Most of the releases included in this book are from the eighties, but be assured that this doesn’t read like an episode of All Our Yesterdays. There’s a reason why a book like this is being published in 2023. The American underground scene is enjoying a huge resurgence, largely due to the work of Heaven and Hell Records and the organisers of the Keep It True festival in Germany. It is surprising and genuinely heartwarming to see the amount of bands in this book that are still active to this day.
Like most metal, “Heroes of the Metal Underground” is one hell of a passion project, created with a level of research, commitment and enthusiasm that I envy.
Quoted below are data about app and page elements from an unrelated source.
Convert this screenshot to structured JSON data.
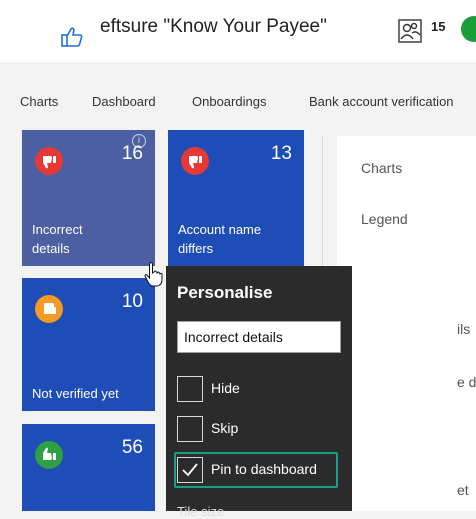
{
  "header": {
    "app_title": "eftsure \"Know Your Payee\"",
    "people_count": "15"
  },
  "tabs": [
    "Charts",
    "Dashboard",
    "Onboardings",
    "Bank account verification"
  ],
  "tiles": [
    {
      "count": "16",
      "label_line1": "Incorrect",
      "label_line2": "details",
      "icon": "thumbs-down-icon"
    },
    {
      "count": "13",
      "label_line1": "Account name",
      "label_line2": "differs",
      "icon": "thumbs-down-icon"
    },
    {
      "count": "10",
      "label_line1": "",
      "label_line2": "Not verified yet",
      "icon": "thumbs-sideways-icon"
    },
    {
      "count": "56",
      "icon": "thumbs-up-icon"
    }
  ],
  "side_panel": {
    "charts_label": "Charts",
    "legend_label": "Legend",
    "partial_1": "ils",
    "partial_2": "e d",
    "partial_3": "et"
  },
  "personalise": {
    "title": "Personalise",
    "name_value": "Incorrect details",
    "options": [
      {
        "label": "Hide",
        "checked": false
      },
      {
        "label": "Skip",
        "checked": false
      },
      {
        "label": "Pin to dashboard",
        "checked": true
      }
    ],
    "next_partial": "Tile size"
  },
  "colors": {
    "tile_blue": "#1e4db7",
    "tile_hover": "#4d5fa3",
    "popup_bg": "#2b2b2b",
    "highlight": "#16a085"
  }
}
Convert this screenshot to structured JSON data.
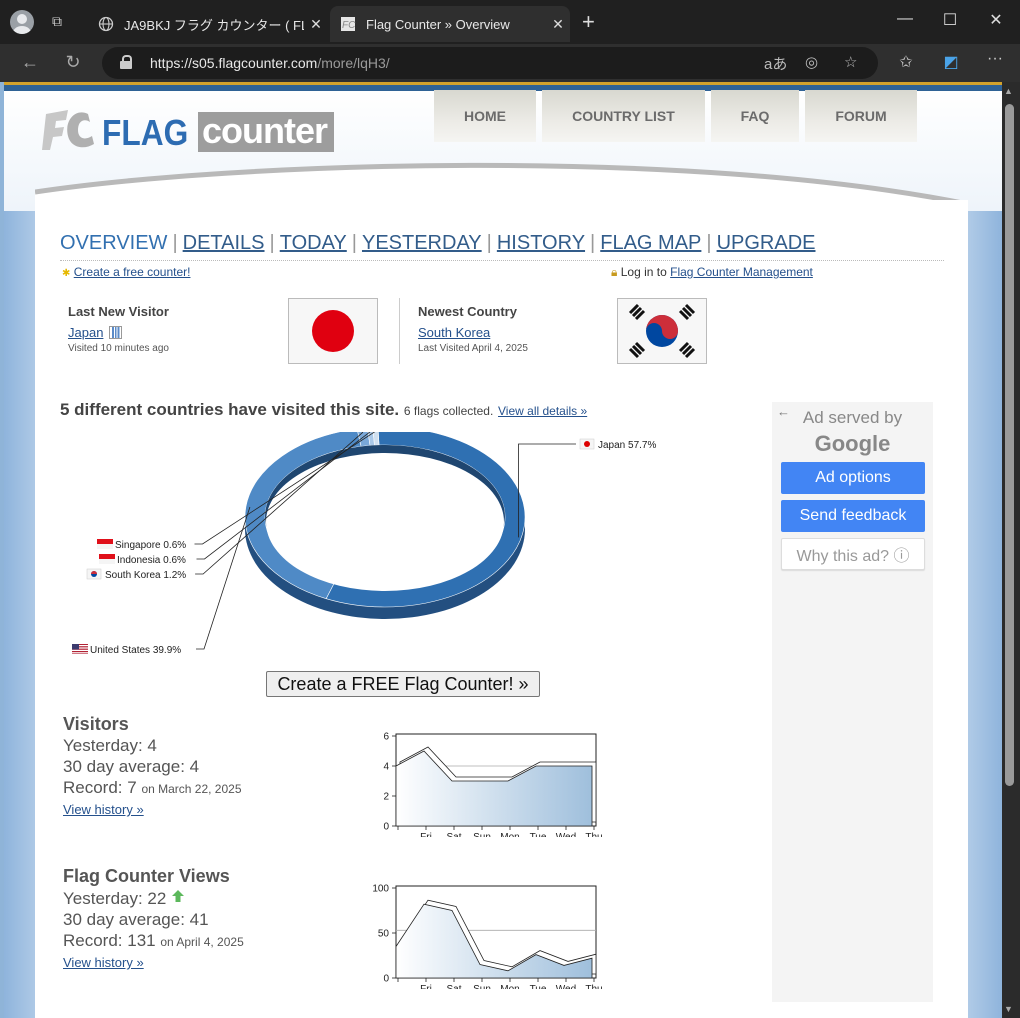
{
  "browser": {
    "tabs": [
      {
        "title": "JA9BKJ フラグ カウンター ( FLAG counter )",
        "icon": "globe-icon"
      },
      {
        "title": "Flag Counter » Overview",
        "icon": "flagcounter-favicon"
      }
    ],
    "url_host": "https://s05.flagcounter.com",
    "url_path": "/more/lqH3/"
  },
  "site": {
    "logo_fc": "FC",
    "logo_flag": "FLAG",
    "logo_counter": "counter",
    "nav": [
      "HOME",
      "COUNTRY LIST",
      "FAQ",
      "FORUM"
    ],
    "subnav": [
      "OVERVIEW",
      "DETAILS",
      "TODAY",
      "YESTERDAY",
      "HISTORY",
      "FLAG MAP",
      "UPGRADE"
    ],
    "create_free": "Create a free counter!",
    "login_prefix": "Log in to",
    "login_link": "Flag Counter Management"
  },
  "last_visitor": {
    "label": "Last New Visitor",
    "country": "Japan",
    "visited": "Visited 10 minutes ago"
  },
  "newest_country": {
    "label": "Newest Country",
    "country": "South Korea",
    "visited": "Last Visited April 4, 2025"
  },
  "summary": {
    "headline": "5 different countries have visited this site.",
    "flags": "6 flags collected.",
    "details_link": "View all details »"
  },
  "pie": {
    "type": "pie",
    "slices": [
      {
        "name": "Japan",
        "pct": "57.7%",
        "value": 57.7,
        "color": "#2f70b2"
      },
      {
        "name": "United States",
        "pct": "39.9%",
        "value": 39.9,
        "color": "#4f8ac6"
      },
      {
        "name": "South Korea",
        "pct": "1.2%",
        "value": 1.2,
        "color": "#7aa8d8"
      },
      {
        "name": "Indonesia",
        "pct": "0.6%",
        "value": 0.6,
        "color": "#a9c8e8"
      },
      {
        "name": "Singapore",
        "pct": "0.6%",
        "value": 0.6,
        "color": "#d0e0f0"
      }
    ]
  },
  "create_button": "Create a FREE Flag Counter! »",
  "visitors": {
    "title": "Visitors",
    "yesterday": "Yesterday: 4",
    "avg": "30 day average: 4",
    "record": "Record: 7",
    "record_date": "on March 22, 2025",
    "history": "View history »"
  },
  "views": {
    "title": "Flag Counter Views",
    "yesterday": "Yesterday: 22",
    "avg": "30 day average: 41",
    "record": "Record: 131",
    "record_date": "on April 4, 2025",
    "history": "View history »"
  },
  "chart_data": [
    {
      "type": "area",
      "title": "",
      "x": [
        "",
        "Fri",
        "Sat",
        "Sun",
        "Mon",
        "Tue",
        "Wed",
        "Thu"
      ],
      "values": [
        4,
        5,
        3,
        3,
        3,
        4,
        4,
        4
      ],
      "average": 4,
      "ylim": [
        0,
        6
      ],
      "yticks": [
        "6",
        "4",
        "2",
        "0"
      ]
    },
    {
      "type": "area",
      "title": "",
      "x": [
        "",
        "Fri",
        "Sat",
        "Sun",
        "Mon",
        "Tue",
        "Wed",
        "Thu"
      ],
      "values": [
        35,
        82,
        75,
        15,
        8,
        26,
        14,
        22
      ],
      "average": 53,
      "ylim": [
        0,
        100
      ],
      "yticks": [
        "100",
        "50",
        "0"
      ]
    }
  ],
  "ad": {
    "served_by": "Ad served by",
    "google": "Google",
    "options": "Ad options",
    "feedback": "Send feedback",
    "why": "Why this ad? ⓘ"
  }
}
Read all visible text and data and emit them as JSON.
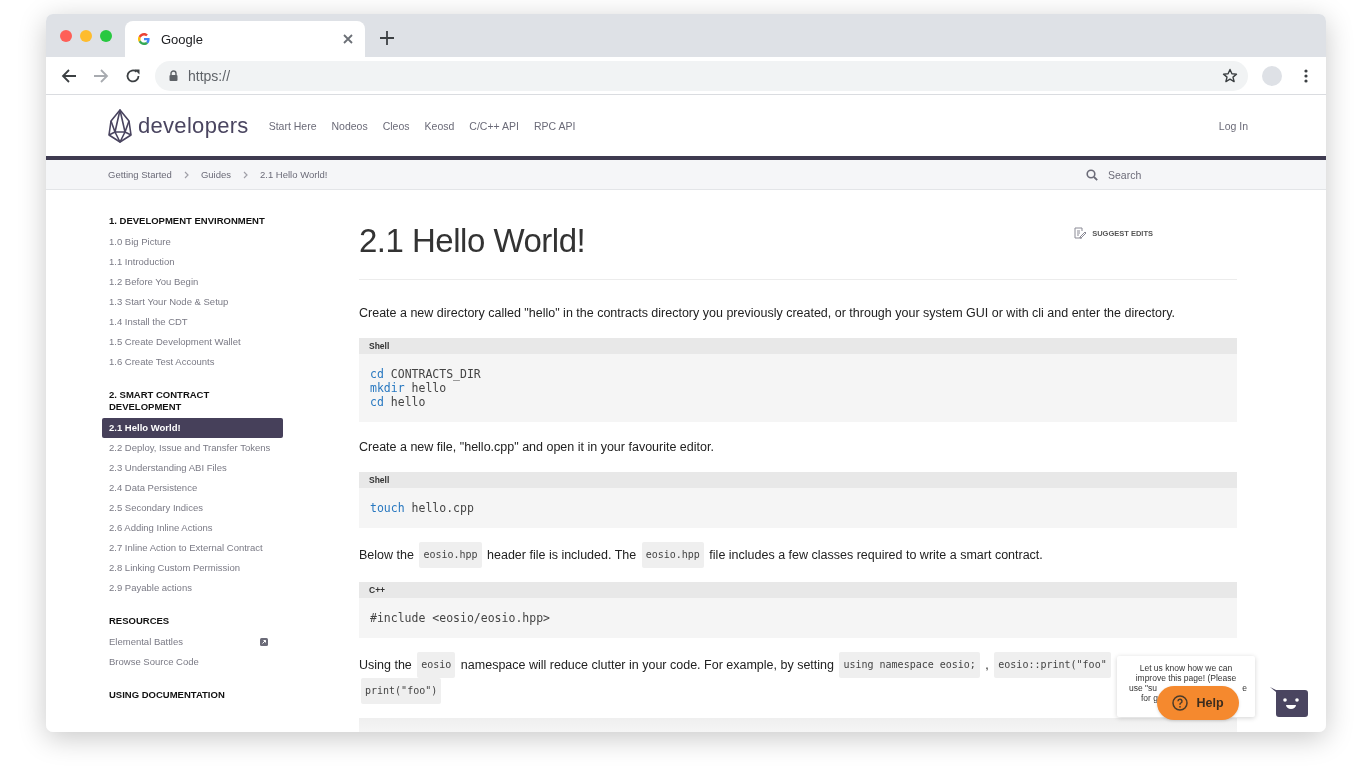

I’ll be honest here and say that I’m no vinyl collector, but for any metalhead record collector out there, this is a must-have – nobody will ever rip you off on an eBay auction ever again! For those who aren’t into the whole buying-and-selling thing, this is still a worthwhile read, an archive that ensures the preservation of pre-nu-metal metal. At over 500 pages, it may prove challenging to read cover to cover, but with the book set out more like an encyclopedia than a straightforward narrative, it’s easy to pick up and put down at your leisure, whenever you feel like discovering new music. And by God, is there so much to discover!
Disclaimer: This review is solely the property of Laura Barnes and Ever Metal. It is strictly forbidden to copy any part of this review, unless you have the strict permission of both parties. Failure to adhere to this will be treated as plagiarism and will be reported to the relevant authorities.